### Exercise prompt
Count every line in the entries that holds the word "Войти". The reply is that count alone.

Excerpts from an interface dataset
▼▼▼
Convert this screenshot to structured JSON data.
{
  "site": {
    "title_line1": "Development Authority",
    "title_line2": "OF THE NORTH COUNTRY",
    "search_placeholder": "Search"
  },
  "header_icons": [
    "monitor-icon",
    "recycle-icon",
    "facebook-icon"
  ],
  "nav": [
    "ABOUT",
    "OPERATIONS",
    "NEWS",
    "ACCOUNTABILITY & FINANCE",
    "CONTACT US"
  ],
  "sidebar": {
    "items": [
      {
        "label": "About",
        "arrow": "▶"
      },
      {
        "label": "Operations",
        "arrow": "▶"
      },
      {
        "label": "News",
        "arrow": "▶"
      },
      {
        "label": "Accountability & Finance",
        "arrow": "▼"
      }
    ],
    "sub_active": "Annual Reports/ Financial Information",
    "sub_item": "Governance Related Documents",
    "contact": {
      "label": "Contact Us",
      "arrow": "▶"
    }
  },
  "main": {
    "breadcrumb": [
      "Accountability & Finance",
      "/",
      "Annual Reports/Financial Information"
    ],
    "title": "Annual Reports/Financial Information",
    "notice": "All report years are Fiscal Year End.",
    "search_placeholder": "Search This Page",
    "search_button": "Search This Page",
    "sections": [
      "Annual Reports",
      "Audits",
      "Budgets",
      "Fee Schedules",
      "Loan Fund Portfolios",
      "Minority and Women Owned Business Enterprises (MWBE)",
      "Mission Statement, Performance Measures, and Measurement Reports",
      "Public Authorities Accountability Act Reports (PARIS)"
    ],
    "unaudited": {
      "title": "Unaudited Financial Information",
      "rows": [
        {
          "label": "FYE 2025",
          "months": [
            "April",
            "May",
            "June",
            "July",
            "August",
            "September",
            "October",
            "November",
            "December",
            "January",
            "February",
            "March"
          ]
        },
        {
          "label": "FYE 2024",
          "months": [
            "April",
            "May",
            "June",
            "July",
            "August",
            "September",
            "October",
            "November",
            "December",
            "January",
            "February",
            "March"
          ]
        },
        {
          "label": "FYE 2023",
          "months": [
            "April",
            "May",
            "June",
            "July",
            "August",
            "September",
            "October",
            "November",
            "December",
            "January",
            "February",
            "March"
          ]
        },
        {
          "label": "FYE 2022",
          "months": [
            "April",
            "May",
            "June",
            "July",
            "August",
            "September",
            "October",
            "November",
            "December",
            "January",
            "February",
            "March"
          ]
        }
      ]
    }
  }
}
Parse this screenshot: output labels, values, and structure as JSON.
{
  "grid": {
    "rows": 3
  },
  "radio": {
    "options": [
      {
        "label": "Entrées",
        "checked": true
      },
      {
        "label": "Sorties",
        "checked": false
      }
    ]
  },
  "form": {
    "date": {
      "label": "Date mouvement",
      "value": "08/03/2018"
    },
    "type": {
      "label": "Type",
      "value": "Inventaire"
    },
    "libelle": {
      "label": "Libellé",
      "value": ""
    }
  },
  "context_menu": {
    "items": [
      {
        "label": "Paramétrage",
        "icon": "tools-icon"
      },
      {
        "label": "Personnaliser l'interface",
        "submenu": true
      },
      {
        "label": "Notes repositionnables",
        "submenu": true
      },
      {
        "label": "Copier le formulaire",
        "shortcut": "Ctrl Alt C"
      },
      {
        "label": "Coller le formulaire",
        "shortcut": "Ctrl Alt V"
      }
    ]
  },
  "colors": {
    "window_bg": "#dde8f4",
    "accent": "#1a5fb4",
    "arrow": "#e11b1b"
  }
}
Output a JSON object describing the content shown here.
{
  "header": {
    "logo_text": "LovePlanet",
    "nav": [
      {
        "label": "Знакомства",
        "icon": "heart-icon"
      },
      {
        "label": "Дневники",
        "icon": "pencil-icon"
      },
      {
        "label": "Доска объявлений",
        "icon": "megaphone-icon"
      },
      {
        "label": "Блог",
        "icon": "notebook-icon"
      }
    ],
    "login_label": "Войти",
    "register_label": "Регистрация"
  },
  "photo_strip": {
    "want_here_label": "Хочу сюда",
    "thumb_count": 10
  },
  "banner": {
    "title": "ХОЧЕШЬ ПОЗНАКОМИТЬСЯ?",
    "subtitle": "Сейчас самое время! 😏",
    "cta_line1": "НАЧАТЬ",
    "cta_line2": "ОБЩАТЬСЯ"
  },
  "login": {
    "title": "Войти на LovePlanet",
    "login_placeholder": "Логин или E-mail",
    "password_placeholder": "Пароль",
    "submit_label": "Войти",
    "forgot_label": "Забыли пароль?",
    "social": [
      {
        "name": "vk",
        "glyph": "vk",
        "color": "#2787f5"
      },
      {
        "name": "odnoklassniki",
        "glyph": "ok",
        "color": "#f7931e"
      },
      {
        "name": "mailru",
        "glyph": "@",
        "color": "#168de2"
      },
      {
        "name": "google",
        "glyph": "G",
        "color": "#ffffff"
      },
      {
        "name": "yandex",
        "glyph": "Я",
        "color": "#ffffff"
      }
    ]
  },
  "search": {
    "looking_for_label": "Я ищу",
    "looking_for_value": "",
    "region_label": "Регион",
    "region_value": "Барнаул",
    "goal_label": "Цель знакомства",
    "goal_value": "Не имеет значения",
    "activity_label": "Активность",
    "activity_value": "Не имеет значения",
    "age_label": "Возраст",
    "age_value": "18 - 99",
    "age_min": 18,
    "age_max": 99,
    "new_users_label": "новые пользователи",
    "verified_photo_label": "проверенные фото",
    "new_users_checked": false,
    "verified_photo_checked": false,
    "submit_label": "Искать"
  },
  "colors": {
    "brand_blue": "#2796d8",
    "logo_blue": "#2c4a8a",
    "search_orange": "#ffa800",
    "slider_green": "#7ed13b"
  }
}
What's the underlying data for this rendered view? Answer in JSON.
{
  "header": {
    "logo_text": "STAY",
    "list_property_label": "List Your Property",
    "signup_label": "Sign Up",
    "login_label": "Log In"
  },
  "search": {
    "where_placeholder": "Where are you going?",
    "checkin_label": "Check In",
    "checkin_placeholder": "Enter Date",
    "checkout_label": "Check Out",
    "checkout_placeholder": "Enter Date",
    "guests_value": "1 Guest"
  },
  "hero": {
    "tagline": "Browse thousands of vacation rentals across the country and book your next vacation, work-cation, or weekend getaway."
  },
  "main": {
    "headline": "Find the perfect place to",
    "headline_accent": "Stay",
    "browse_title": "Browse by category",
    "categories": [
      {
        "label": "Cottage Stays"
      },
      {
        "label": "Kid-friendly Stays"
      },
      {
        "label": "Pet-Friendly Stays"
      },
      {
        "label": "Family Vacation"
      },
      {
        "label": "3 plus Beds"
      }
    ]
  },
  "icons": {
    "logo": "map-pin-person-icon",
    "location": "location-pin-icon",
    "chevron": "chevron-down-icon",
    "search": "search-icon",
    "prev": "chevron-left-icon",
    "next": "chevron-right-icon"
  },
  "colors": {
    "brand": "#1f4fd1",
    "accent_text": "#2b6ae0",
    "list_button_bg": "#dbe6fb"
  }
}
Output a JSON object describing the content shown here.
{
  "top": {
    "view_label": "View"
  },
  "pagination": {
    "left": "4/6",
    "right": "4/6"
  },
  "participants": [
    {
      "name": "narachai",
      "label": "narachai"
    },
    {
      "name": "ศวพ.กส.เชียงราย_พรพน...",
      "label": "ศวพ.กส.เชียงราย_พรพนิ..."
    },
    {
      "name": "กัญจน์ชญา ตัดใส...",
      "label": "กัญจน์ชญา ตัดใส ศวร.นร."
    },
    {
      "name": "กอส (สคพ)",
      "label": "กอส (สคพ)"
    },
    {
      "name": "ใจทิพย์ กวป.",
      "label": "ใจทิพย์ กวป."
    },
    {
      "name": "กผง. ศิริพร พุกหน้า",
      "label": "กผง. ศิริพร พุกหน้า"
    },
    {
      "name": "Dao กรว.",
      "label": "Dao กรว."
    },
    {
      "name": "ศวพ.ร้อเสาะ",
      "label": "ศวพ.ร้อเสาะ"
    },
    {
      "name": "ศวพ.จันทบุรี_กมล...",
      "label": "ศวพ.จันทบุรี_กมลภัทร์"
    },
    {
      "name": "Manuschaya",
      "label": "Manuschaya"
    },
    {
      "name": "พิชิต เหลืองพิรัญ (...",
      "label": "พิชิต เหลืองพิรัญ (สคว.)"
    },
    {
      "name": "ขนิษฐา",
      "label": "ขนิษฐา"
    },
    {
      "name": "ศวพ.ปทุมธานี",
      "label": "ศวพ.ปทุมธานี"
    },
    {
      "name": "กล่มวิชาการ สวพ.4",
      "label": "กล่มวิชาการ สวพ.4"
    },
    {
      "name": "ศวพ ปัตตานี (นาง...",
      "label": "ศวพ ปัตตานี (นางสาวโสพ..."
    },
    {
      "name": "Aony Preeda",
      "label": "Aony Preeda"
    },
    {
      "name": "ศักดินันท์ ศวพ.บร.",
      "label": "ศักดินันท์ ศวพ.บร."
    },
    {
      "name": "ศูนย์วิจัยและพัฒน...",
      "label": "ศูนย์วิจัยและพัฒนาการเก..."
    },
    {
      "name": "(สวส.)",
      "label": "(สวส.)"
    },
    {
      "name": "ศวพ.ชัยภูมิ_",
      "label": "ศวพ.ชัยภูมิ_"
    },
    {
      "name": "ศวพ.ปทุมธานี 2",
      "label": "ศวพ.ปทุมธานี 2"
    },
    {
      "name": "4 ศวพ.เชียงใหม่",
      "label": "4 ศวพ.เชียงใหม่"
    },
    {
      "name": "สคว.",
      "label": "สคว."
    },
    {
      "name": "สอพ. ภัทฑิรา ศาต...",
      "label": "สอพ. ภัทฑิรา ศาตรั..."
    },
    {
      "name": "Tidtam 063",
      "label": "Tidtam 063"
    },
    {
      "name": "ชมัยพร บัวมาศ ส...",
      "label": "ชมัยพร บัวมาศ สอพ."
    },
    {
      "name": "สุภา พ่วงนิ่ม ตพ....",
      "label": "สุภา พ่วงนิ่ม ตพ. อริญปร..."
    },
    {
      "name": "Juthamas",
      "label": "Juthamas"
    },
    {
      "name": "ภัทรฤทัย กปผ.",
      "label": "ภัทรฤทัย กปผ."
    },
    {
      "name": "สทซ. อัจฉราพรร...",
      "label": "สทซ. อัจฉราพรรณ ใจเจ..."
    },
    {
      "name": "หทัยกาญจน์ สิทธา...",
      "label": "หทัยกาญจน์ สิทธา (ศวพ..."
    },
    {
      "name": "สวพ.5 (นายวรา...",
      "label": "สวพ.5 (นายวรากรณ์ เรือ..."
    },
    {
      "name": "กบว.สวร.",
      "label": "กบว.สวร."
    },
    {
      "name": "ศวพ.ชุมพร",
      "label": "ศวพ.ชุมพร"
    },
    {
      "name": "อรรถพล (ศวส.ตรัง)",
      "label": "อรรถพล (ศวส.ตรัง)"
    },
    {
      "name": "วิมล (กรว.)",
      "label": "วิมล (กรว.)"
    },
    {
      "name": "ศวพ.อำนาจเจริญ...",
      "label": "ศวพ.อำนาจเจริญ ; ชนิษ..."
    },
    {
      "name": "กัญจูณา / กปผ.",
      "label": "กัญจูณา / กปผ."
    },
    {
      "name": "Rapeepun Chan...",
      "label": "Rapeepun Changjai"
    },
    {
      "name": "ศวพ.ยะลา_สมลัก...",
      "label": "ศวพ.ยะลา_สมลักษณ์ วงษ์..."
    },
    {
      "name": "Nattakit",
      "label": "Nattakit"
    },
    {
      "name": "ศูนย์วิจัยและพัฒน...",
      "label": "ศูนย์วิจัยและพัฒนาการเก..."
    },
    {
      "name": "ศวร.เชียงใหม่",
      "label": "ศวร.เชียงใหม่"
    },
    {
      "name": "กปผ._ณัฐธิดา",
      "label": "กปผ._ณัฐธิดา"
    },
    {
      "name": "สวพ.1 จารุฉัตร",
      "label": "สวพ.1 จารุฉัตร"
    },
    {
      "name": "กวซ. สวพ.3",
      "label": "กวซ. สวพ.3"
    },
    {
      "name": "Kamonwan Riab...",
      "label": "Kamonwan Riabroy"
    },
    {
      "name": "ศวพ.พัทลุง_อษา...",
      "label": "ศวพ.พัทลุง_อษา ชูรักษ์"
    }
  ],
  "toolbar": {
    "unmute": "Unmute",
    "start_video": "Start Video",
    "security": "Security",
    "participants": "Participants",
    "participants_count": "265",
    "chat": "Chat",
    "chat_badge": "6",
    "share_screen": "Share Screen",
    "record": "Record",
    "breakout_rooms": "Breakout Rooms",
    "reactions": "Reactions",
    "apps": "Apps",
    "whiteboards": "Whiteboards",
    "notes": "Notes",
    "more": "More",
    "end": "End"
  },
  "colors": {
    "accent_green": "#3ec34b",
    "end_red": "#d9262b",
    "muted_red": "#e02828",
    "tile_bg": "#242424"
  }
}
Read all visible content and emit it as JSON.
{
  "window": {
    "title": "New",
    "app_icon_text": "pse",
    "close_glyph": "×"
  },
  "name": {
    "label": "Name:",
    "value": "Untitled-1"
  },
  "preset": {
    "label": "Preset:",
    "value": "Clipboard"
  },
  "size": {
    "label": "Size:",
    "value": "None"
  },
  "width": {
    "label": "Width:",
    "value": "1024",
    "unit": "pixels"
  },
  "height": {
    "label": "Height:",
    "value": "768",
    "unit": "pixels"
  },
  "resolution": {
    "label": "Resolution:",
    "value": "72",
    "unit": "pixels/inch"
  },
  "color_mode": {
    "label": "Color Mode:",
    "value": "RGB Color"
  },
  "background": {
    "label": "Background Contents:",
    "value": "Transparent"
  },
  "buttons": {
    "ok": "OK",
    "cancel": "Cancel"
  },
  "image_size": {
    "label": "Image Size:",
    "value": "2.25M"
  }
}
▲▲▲
### Output below
3